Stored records
————————
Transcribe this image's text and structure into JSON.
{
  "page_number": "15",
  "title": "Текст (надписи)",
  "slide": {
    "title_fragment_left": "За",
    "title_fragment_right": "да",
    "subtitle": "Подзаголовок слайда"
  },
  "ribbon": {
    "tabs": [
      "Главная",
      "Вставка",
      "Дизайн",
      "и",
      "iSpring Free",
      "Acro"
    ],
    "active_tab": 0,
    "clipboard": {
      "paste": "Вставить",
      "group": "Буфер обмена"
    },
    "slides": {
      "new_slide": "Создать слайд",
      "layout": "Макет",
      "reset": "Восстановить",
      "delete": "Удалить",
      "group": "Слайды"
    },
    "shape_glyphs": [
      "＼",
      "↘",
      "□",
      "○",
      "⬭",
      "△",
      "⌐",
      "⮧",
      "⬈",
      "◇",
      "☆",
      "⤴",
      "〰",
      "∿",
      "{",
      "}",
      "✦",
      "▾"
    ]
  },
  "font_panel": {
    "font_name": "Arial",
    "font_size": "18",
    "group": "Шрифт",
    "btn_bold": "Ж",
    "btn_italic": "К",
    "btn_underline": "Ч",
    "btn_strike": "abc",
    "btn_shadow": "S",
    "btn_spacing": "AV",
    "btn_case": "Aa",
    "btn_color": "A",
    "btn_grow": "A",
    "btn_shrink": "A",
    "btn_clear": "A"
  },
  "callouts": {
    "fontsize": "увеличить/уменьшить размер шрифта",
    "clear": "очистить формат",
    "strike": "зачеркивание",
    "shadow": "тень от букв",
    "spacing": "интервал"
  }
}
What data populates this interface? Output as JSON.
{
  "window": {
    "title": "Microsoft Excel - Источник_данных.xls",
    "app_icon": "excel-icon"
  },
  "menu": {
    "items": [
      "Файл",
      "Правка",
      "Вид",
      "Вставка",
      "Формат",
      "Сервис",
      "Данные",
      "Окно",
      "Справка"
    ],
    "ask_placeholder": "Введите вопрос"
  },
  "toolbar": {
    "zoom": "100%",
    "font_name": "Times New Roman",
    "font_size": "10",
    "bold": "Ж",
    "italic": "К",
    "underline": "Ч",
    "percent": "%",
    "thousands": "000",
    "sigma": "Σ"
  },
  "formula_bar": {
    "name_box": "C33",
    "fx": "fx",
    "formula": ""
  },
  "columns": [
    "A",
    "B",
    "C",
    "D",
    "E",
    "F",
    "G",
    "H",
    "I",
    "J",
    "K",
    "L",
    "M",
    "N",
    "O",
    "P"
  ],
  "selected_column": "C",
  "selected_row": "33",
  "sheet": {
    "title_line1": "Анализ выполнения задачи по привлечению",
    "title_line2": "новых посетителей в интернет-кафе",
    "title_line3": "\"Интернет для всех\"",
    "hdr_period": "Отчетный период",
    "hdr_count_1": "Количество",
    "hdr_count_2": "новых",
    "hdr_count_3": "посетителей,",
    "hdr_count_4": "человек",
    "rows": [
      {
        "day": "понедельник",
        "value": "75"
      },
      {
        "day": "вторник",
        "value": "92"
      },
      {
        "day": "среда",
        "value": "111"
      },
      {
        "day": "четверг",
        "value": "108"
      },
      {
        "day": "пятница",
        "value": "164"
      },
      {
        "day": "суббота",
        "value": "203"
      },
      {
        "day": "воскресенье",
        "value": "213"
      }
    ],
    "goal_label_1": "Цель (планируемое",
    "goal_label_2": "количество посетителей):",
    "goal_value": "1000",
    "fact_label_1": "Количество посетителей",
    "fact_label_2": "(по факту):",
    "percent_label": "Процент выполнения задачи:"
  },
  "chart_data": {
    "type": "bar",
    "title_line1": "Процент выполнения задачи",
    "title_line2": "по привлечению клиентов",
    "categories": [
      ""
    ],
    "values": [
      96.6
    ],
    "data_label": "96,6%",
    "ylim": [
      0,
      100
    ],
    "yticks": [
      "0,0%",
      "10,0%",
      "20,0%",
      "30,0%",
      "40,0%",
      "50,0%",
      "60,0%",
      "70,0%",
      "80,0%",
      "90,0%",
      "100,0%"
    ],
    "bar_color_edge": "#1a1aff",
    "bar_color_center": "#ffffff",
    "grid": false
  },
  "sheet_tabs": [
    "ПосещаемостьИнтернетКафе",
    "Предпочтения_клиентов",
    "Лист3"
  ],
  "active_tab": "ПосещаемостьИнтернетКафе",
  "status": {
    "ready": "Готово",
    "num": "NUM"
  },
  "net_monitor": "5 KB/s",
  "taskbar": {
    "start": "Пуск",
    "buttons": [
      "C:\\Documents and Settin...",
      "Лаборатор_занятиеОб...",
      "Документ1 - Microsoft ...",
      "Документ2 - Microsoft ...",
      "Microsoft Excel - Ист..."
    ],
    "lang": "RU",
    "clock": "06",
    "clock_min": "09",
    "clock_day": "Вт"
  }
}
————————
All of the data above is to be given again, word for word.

Transcribe this image's text and structure into JSON.
{
  "page_number": "15",
  "title": "Текст (надписи)",
  "slide": {
    "title_fragment_left": "За",
    "title_fragment_right": "да",
    "subtitle": "Подзаголовок слайда"
  },
  "ribbon": {
    "tabs": [
      "Главная",
      "Вставка",
      "Дизайн",
      "и",
      "iSpring Free",
      "Acro"
    ],
    "active_tab": 0,
    "clipboard": {
      "paste": "Вставить",
      "group": "Буфер обмена"
    },
    "slides": {
      "new_slide": "Создать слайд",
      "layout": "Макет",
      "reset": "Восстановить",
      "delete": "Удалить",
      "group": "Слайды"
    },
    "shape_glyphs": [
      "＼",
      "↘",
      "□",
      "○",
      "⬭",
      "△",
      "⌐",
      "⮧",
      "⬈",
      "◇",
      "☆",
      "⤴",
      "〰",
      "∿",
      "{",
      "}",
      "✦",
      "▾"
    ]
  },
  "font_panel": {
    "font_name": "Arial",
    "font_size": "18",
    "group": "Шрифт",
    "btn_bold": "Ж",
    "btn_italic": "К",
    "btn_underline": "Ч",
    "btn_strike": "abc",
    "btn_shadow": "S",
    "btn_spacing": "AV",
    "btn_case": "Aa",
    "btn_color": "A",
    "btn_grow": "A",
    "btn_shrink": "A",
    "btn_clear": "A"
  },
  "callouts": {
    "fontsize": "увеличить/уменьшить размер шрифта",
    "clear": "очистить формат",
    "strike": "зачеркивание",
    "shadow": "тень от букв",
    "spacing": "интервал"
  }
}
What data populates this interface? Output as JSON.
{
  "window": {
    "title": "Microsoft Excel - Источник_данных.xls",
    "app_icon": "excel-icon"
  },
  "menu": {
    "items": [
      "Файл",
      "Правка",
      "Вид",
      "Вставка",
      "Формат",
      "Сервис",
      "Данные",
      "Окно",
      "Справка"
    ],
    "ask_placeholder": "Введите вопрос"
  },
  "toolbar": {
    "zoom": "100%",
    "font_name": "Times New Roman",
    "font_size": "10",
    "bold": "Ж",
    "italic": "К",
    "underline": "Ч",
    "percent": "%",
    "thousands": "000",
    "sigma": "Σ"
  },
  "formula_bar": {
    "name_box": "C33",
    "fx": "fx",
    "formula": ""
  },
  "columns": [
    "A",
    "B",
    "C",
    "D",
    "E",
    "F",
    "G",
    "H",
    "I",
    "J",
    "K",
    "L",
    "M",
    "N",
    "O",
    "P"
  ],
  "selected_column": "C",
  "selected_row": "33",
  "sheet": {
    "title_line1": "Анализ выполнения задачи по привлечению",
    "title_line2": "новых посетителей в интернет-кафе",
    "title_line3": "\"Интернет для всех\"",
    "hdr_period": "Отчетный период",
    "hdr_count_1": "Количество",
    "hdr_count_2": "новых",
    "hdr_count_3": "посетителей,",
    "hdr_count_4": "человек",
    "rows": [
      {
        "day": "понедельник",
        "value": "75"
      },
      {
        "day": "вторник",
        "value": "92"
      },
      {
        "day": "среда",
        "value": "111"
      },
      {
        "day": "четверг",
        "value": "108"
      },
      {
        "day": "пятница",
        "value": "164"
      },
      {
        "day": "суббота",
        "value": "203"
      },
      {
        "day": "воскресенье",
        "value": "213"
      }
    ],
    "goal_label_1": "Цель (планируемое",
    "goal_label_2": "количество посетителей):",
    "goal_value": "1000",
    "fact_label_1": "Количество посетителей",
    "fact_label_2": "(по факту):",
    "percent_label": "Процент выполнения задачи:"
  },
  "chart_data": {
    "type": "bar",
    "title_line1": "Процент выполнения задачи",
    "title_line2": "по привлечению клиентов",
    "categories": [
      ""
    ],
    "values": [
      96.6
    ],
    "data_label": "96,6%",
    "ylim": [
      0,
      100
    ],
    "yticks": [
      "0,0%",
      "10,0%",
      "20,0%",
      "30,0%",
      "40,0%",
      "50,0%",
      "60,0%",
      "70,0%",
      "80,0%",
      "90,0%",
      "100,0%"
    ],
    "bar_color_edge": "#1a1aff",
    "bar_color_center": "#ffffff",
    "grid": false
  },
  "sheet_tabs": [
    "ПосещаемостьИнтернетКафе",
    "Предпочтения_клиентов",
    "Лист3"
  ],
  "active_tab": "ПосещаемостьИнтернетКафе",
  "status": {
    "ready": "Готово",
    "num": "NUM"
  },
  "net_monitor": "5 KB/s",
  "taskbar": {
    "start": "Пуск",
    "buttons": [
      "C:\\Documents and Settin...",
      "Лаборатор_занятиеОб...",
      "Документ1 - Microsoft ...",
      "Документ2 - Microsoft ...",
      "Microsoft Excel - Ист..."
    ],
    "lang": "RU",
    "clock": "06",
    "clock_min": "09",
    "clock_day": "Вт"
  }
}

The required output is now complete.